• _Exercise prompt_
The data below must be returned in full and exactly.
***** Input records
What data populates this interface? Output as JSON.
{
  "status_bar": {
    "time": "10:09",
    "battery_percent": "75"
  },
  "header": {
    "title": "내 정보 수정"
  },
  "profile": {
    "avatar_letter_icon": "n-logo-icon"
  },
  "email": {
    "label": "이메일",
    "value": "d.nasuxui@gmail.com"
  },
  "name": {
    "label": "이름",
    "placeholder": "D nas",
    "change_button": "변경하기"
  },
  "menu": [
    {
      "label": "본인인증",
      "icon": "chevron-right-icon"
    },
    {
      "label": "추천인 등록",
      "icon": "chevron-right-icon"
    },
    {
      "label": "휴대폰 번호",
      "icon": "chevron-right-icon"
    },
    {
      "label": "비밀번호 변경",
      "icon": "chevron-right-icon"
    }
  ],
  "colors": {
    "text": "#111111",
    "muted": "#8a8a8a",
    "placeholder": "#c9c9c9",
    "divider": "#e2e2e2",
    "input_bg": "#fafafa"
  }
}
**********
• _Exercise answer_
What data populates this interface? Output as JSON.
{
  "status_bar": {
    "time": "10:09",
    "battery_percent": "75"
  },
  "header": {
    "title": "내 정보 수정"
  },
  "profile": {
    "avatar_letter_icon": "n-logo-icon"
  },
  "email": {
    "label": "이메일",
    "value": "d.nasuxui@gmail.com"
  },
  "name": {
    "label": "이름",
    "placeholder": "D nas",
    "change_button": "변경하기"
  },
  "menu": [
    {
      "label": "본인인증",
      "icon": "chevron-right-icon"
    },
    {
      "label": "추천인 등록",
      "icon": "chevron-right-icon"
    },
    {
      "label": "휴대폰 번호",
      "icon": "chevron-right-icon"
    },
    {
      "label": "비밀번호 변경",
      "icon": "chevron-right-icon"
    }
  ],
  "colors": {
    "text": "#111111",
    "muted": "#8a8a8a",
    "placeholder": "#c9c9c9",
    "divider": "#e2e2e2",
    "input_bg": "#fafafa"
  }
}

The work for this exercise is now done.